-------- PROVIDED RECORDS --------

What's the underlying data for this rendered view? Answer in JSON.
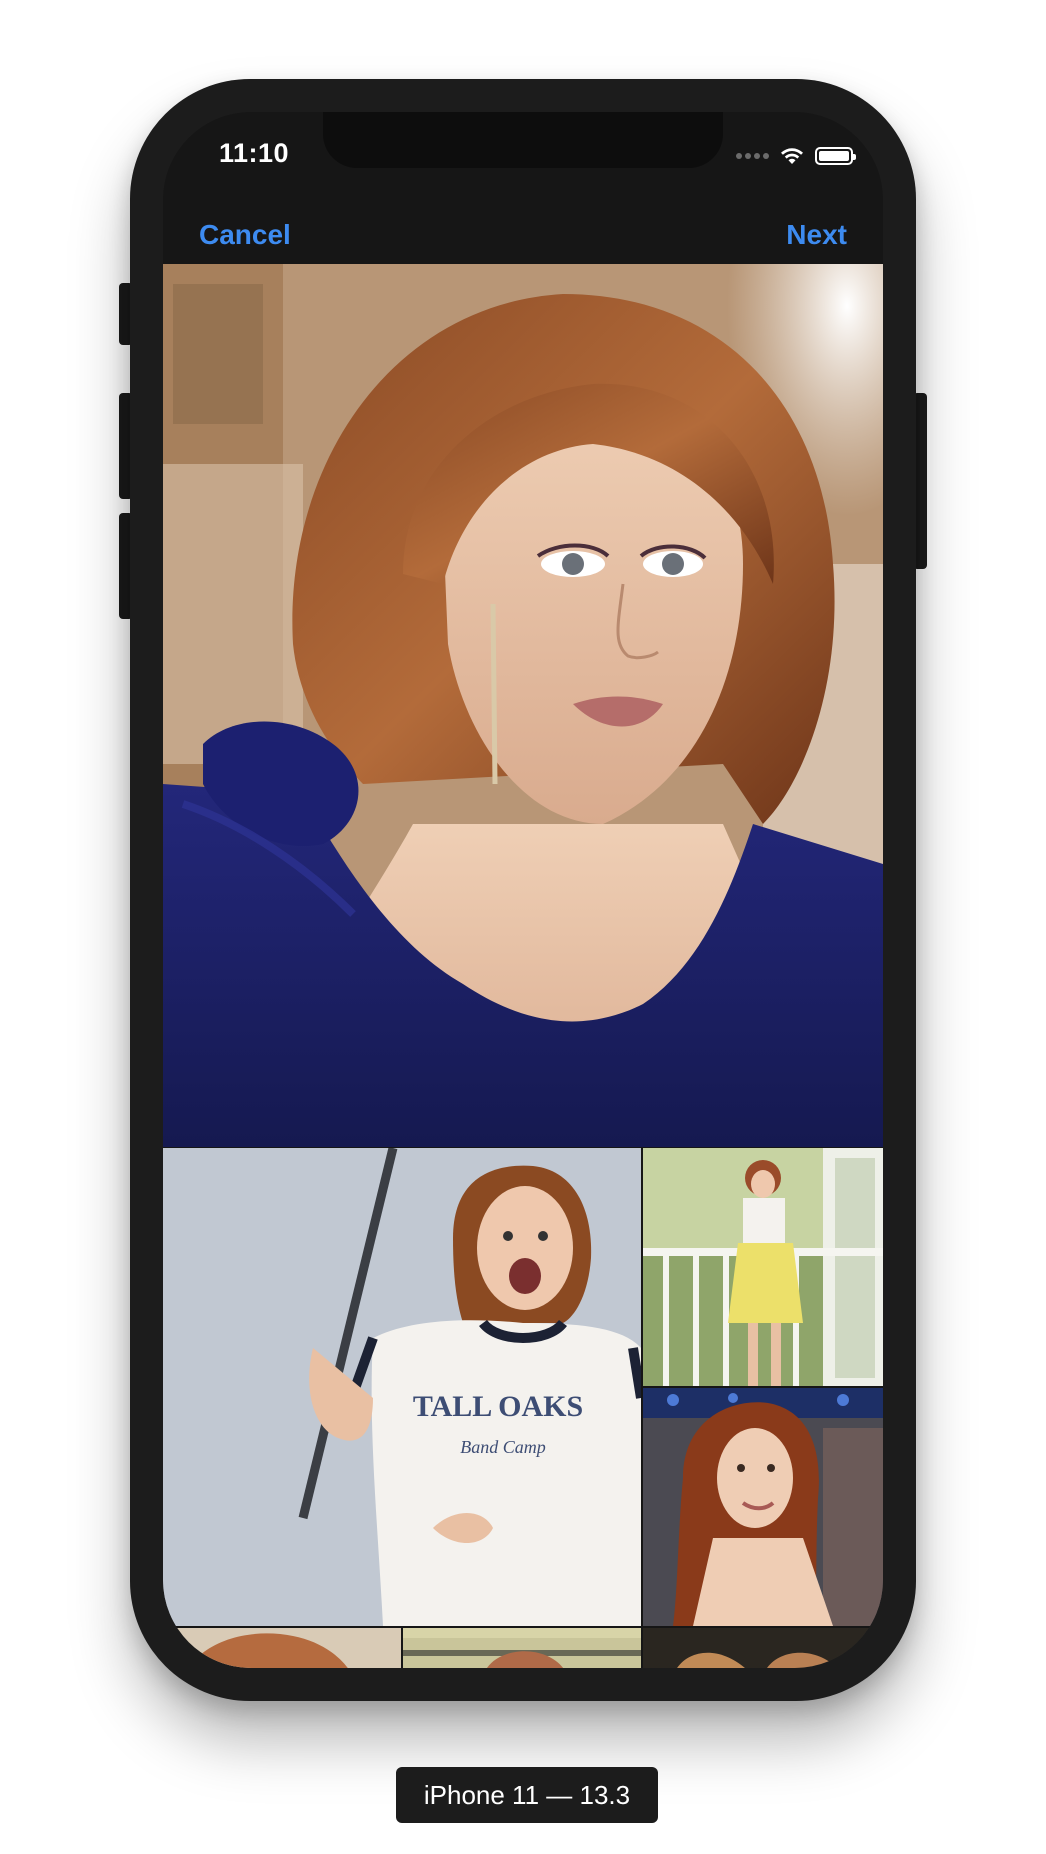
{
  "status_bar": {
    "time": "11:10",
    "icons": [
      "signal-dots-icon",
      "wifi-icon",
      "battery-icon"
    ]
  },
  "navbar": {
    "cancel_label": "Cancel",
    "next_label": "Next",
    "accent_color": "#3d8bf0"
  },
  "preview": {
    "description_icon": "photo-preview"
  },
  "grid": {
    "tiles": [
      "photo-tile",
      "photo-tile",
      "photo-tile",
      "photo-tile",
      "photo-tile",
      "photo-tile"
    ],
    "tall_oaks_text": "TALL OAKS",
    "band_camp_text": "Band Camp"
  },
  "device_label": "iPhone 11 — 13.3"
}
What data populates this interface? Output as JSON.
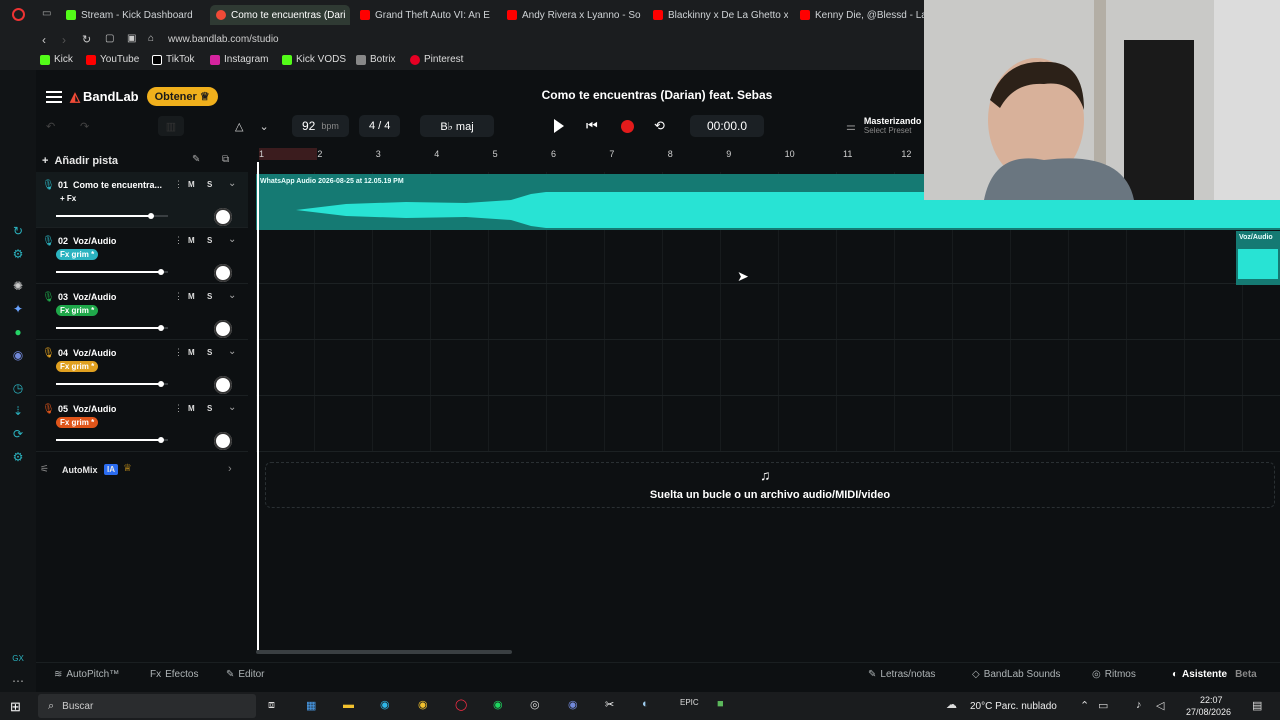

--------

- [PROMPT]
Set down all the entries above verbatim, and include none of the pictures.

- [ANSWER SECTION]
What's the underlying data for this rendered view? Answer in JSON.
{
  "status_bar": {
    "time": "11:10",
    "icons": [
      "signal-dots-icon",
      "wifi-icon",
      "battery-icon"
    ]
  },
  "navbar": {
    "cancel_label": "Cancel",
    "next_label": "Next",
    "accent_color": "#3d8bf0"
  },
  "preview": {
    "description_icon": "photo-preview"
  },
  "grid": {
    "tiles": [
      "photo-tile",
      "photo-tile",
      "photo-tile",
      "photo-tile",
      "photo-tile",
      "photo-tile"
    ],
    "tall_oaks_text": "TALL OAKS",
    "band_camp_text": "Band Camp"
  },
  "device_label": "iPhone 11 — 13.3"
}
What data populates this interface? Output as JSON.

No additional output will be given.